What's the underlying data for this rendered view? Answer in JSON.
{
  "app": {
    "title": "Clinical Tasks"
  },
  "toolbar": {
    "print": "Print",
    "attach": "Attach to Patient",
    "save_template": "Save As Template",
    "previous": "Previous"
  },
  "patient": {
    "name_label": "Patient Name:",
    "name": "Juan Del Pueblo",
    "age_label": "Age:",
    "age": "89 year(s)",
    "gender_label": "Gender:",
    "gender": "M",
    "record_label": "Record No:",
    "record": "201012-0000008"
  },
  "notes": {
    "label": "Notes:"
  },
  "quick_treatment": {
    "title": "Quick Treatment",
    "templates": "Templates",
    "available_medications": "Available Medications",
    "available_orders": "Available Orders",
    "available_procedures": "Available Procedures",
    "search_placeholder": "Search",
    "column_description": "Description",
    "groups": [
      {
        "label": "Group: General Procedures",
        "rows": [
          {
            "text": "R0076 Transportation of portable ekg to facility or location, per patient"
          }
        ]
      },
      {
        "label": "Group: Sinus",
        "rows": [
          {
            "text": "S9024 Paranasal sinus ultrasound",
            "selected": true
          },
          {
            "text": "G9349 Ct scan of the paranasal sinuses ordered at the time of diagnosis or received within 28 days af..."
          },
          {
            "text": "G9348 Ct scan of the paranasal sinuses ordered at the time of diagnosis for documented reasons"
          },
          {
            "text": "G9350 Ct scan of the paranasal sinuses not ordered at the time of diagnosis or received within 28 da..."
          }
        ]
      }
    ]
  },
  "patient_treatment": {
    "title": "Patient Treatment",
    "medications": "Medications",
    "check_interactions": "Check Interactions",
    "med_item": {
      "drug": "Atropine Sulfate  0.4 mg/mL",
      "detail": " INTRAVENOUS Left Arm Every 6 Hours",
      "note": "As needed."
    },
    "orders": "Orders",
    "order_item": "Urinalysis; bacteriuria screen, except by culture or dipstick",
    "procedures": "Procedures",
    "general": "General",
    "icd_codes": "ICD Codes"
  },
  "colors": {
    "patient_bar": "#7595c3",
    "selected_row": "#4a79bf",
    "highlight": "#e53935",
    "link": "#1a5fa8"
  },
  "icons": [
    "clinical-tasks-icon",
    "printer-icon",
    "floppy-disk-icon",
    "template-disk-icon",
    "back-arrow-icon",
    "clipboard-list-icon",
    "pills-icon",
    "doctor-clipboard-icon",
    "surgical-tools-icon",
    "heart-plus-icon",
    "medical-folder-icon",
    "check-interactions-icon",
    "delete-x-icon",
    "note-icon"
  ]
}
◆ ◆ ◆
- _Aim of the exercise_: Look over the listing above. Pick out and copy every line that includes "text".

- _Task response_:
            "text": "R0076 Transportation of portable ekg to facility or location, per patient"
            "text": "S9024 Paranasal sinus ultrasound",
            "text": "G9349 Ct scan of the paranasal sinuses ordered at the time of diagnosis or received within 28 days af..."
            "text": "G9348 Ct scan of the paranasal sinuses ordered at the time of diagnosis for documented reasons"
            "text": "G9350 Ct scan of the paranasal sinuses not ordered at the time of diagnosis or received within 28 da..."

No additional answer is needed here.